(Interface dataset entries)
=-=-=-=-=

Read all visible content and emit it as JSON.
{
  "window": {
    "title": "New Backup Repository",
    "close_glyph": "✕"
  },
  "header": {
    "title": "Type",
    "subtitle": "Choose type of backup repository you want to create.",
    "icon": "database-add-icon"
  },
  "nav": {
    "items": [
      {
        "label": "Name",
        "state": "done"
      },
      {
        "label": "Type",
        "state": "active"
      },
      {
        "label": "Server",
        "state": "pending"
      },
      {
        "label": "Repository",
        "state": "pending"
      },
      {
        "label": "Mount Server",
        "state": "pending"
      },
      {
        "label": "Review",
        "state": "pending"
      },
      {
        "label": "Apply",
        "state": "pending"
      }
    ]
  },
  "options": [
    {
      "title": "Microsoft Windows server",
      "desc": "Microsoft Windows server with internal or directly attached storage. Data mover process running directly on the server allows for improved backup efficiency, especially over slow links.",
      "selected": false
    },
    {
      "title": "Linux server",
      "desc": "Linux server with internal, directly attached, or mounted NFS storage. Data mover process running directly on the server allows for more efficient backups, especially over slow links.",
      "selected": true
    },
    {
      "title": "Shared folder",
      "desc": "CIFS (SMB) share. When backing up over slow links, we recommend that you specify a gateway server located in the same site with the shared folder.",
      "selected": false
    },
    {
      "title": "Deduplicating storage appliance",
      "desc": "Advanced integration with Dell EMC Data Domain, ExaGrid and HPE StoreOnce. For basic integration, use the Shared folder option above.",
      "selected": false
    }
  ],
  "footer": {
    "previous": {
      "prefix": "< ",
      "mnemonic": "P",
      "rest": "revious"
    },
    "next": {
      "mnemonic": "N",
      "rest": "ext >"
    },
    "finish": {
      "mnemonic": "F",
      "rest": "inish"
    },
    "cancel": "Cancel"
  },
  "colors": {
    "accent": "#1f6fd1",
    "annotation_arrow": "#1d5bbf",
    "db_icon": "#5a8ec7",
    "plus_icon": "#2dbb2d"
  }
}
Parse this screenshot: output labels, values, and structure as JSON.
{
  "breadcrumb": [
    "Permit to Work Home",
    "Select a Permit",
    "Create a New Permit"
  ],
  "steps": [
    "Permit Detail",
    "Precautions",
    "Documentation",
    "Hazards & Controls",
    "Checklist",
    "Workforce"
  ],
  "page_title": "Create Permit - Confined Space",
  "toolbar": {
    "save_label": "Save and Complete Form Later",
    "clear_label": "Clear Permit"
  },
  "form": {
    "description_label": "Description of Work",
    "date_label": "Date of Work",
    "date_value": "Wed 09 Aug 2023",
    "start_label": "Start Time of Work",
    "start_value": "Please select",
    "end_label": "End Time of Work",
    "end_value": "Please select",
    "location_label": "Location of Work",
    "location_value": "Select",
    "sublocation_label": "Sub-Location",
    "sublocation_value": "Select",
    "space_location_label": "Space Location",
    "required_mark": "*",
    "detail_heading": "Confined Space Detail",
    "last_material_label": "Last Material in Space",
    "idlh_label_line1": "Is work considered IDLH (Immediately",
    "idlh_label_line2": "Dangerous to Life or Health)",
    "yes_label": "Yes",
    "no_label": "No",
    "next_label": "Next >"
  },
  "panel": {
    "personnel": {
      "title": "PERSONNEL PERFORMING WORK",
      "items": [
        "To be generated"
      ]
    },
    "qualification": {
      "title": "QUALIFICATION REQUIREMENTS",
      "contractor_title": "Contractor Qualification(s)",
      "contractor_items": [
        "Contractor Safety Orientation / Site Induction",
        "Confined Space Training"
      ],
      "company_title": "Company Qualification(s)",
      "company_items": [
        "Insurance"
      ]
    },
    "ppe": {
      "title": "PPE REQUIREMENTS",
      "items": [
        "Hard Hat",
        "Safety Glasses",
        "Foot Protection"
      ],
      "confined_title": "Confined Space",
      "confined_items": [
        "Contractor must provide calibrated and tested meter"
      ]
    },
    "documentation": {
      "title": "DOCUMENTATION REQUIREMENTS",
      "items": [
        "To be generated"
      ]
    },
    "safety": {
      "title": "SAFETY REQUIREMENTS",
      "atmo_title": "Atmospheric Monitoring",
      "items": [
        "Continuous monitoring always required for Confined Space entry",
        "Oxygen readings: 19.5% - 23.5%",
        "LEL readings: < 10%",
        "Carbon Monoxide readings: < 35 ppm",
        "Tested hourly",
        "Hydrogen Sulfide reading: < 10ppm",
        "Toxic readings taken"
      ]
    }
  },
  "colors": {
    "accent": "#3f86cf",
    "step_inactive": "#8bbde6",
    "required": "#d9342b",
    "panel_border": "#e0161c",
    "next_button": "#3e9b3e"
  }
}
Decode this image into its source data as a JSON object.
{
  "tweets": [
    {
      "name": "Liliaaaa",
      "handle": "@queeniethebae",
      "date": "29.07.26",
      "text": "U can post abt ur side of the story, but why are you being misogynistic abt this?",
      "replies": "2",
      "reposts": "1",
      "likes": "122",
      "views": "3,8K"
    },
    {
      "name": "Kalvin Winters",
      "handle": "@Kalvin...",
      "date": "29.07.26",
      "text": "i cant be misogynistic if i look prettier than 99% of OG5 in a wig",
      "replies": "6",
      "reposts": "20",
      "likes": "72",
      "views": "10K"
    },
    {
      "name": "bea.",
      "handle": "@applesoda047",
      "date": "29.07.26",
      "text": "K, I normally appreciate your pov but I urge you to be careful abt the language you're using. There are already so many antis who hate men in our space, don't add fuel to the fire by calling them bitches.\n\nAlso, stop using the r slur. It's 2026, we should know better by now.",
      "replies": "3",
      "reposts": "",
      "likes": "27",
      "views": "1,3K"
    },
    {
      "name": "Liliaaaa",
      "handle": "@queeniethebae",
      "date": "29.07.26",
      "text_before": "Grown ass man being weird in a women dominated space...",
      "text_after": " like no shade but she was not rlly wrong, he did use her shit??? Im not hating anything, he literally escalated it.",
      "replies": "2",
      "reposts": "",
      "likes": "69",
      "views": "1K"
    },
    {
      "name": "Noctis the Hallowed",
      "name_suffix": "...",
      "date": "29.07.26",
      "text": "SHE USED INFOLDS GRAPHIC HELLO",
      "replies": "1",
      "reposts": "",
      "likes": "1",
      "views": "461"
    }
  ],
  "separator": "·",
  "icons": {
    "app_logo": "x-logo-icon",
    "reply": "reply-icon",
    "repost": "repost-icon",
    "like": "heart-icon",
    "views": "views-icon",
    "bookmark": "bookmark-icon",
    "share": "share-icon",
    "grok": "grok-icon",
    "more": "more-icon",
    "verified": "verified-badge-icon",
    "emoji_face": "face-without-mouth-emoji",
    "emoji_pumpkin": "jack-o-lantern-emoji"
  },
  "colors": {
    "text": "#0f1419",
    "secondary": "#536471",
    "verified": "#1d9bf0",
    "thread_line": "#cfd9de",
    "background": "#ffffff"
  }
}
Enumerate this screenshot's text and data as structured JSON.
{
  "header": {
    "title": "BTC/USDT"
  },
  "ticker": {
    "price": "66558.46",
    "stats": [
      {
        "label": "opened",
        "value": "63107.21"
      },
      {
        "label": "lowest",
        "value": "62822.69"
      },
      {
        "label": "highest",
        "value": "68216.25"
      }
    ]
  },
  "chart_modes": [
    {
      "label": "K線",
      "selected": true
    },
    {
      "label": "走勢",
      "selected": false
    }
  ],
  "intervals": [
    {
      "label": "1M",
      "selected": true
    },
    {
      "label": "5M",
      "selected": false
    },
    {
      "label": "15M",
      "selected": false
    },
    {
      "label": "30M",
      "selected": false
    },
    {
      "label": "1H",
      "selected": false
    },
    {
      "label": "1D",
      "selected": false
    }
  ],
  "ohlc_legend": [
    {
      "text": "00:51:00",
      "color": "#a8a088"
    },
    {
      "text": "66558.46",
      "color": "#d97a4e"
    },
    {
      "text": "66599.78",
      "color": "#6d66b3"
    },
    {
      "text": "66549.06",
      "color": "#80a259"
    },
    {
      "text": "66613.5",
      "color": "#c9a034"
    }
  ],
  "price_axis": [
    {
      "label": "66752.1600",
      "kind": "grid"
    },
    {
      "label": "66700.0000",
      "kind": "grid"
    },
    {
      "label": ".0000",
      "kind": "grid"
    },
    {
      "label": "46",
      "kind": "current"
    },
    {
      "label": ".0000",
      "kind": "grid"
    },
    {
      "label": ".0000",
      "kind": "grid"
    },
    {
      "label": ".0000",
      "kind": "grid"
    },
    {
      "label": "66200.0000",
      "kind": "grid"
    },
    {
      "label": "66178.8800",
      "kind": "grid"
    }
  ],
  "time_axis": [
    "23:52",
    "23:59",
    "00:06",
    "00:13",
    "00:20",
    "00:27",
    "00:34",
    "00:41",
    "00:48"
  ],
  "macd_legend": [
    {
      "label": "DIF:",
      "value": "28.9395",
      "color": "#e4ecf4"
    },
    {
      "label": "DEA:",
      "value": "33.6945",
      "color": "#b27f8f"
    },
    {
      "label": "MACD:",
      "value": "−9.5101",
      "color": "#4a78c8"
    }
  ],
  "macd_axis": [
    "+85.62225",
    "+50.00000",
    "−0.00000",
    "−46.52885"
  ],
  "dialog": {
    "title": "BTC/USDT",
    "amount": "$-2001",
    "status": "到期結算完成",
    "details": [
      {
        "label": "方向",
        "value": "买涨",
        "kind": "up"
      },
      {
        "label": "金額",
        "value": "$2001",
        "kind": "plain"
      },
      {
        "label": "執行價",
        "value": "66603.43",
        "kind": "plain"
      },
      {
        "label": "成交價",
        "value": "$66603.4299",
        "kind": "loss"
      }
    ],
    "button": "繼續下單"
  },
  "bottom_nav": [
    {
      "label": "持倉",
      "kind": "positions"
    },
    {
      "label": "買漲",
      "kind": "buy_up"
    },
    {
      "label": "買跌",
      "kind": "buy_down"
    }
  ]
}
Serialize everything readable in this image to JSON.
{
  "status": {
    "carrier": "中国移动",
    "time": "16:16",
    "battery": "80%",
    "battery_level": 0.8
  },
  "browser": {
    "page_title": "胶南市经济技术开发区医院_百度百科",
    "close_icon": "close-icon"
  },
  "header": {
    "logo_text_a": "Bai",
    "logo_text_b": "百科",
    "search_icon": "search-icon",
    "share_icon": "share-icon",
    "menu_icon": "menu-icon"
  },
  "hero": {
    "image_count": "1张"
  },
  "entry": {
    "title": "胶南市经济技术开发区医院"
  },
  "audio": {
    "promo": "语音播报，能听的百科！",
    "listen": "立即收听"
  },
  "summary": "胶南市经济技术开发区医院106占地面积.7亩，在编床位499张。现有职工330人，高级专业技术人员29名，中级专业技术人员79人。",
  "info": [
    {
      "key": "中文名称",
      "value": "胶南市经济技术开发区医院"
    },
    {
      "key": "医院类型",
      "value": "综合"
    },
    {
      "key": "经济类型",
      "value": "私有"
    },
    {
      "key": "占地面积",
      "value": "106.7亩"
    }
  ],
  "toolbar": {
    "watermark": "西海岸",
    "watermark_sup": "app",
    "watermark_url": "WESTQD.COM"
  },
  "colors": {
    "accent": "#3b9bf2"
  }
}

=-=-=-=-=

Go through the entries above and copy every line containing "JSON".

### EXERCISE ANSWER
Read all visible content and emit it as JSON.
Parse this screenshot: output labels, values, and structure as JSON.
Decode this image into its source data as a JSON object.
Enumerate this screenshot's text and data as structured JSON.
Serialize everything readable in this image to JSON.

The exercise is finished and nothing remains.